March Updates on Increasing Childhood Resilience through Addressing ACEs
It seems like each month that passes by is filled with greater concern about the repercussions of challenging and traumatic occurrences in our world. Thankfully, this awareness is opening the door for an expanded call for strategies towards resilience. After recent years filled with much more loss than usual, the NYT presents practical ways to move through grief and encounter healing through resilience. This article describes how children all over the world are naturally widening their ability to regulate through learning skills for processing and coping in play. On a larger level, we are grateful to see President Biden and the current administration acknowledge the need for more high-quality services across the country, especially those targeted to youth. To read more about how the White House plans to address this important issue, check out this coverage from NPR.
One incredible way that children build resilience is through relationships with teachers and peers in supportive school environments. Here, NPR describes how well different states are supporting kid’s mental health through school and mental health care services. The story is based on a new School Mental Health Report Card put out by Hopeful Futures Campaign that details 8 dimensions for addressing wellbeing in schools. Meanwhile, The Boyce L. Ansley school is working hard to make sure currently homeless kids can experience stability, individualized education, and mental health support through their special attention to these issues. We love the ways that the school promotes positive experiences by uplifting and caring for these deserving kids.
Finally, we are excited to present this children’s book written by Dr. Chelsea Morris, a member of our Education and Training Committee and faculty director for Resilient Georgia partner Center of Excellence Early Learning Center, featuring a friendly spider named Suri who gives kids strategies for problem solving dysregulating social situations, such as friends who won’t share their toys.
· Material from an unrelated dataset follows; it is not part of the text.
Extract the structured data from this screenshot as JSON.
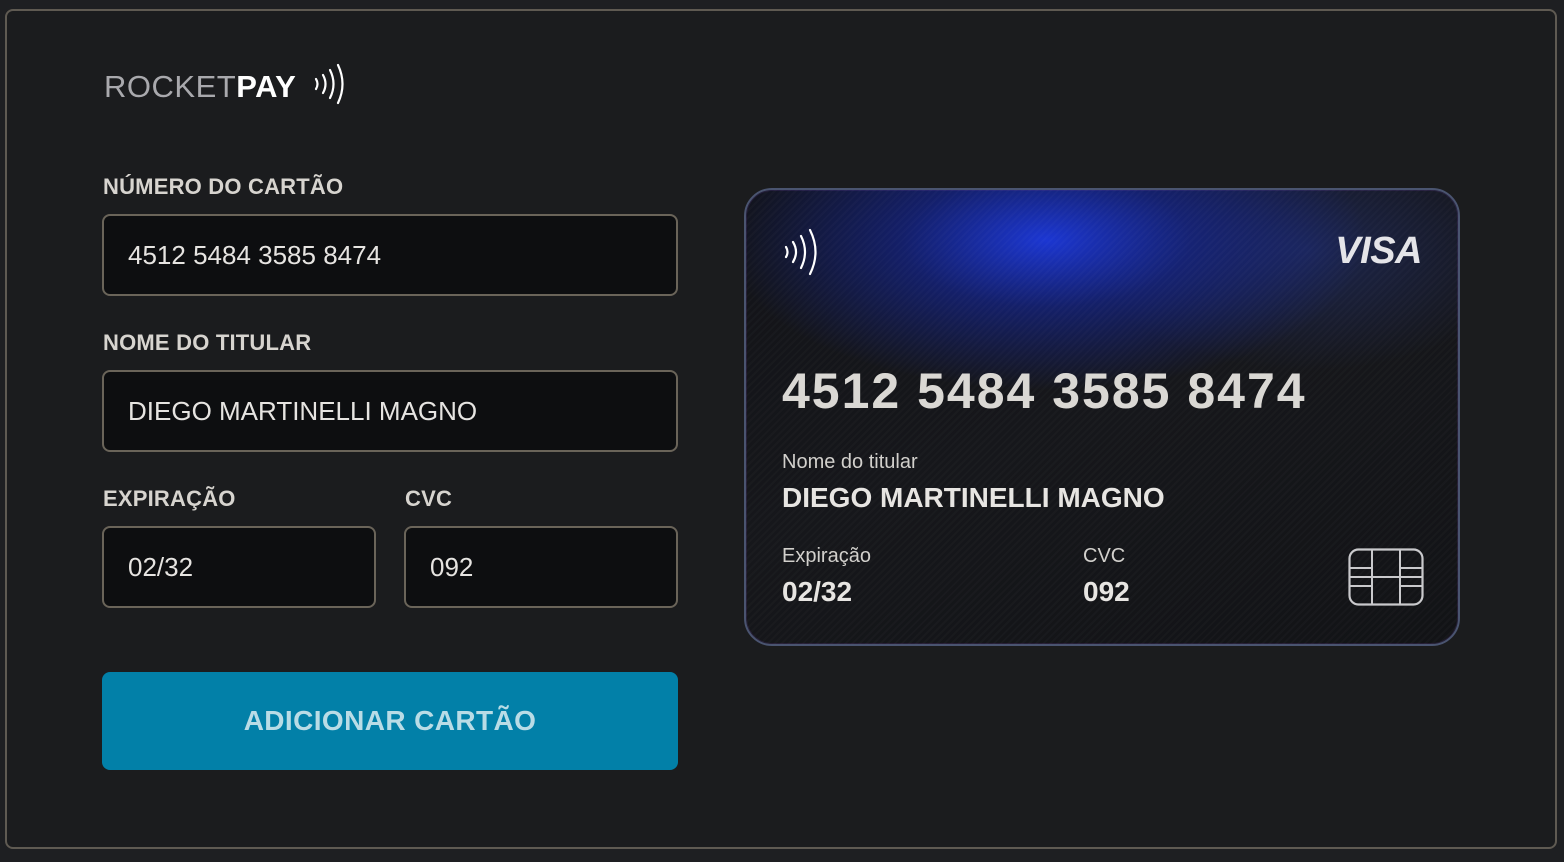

We encourage teachers (and other adults as well) to utilize this resource as a way to introduce and strengthen emotional resilience.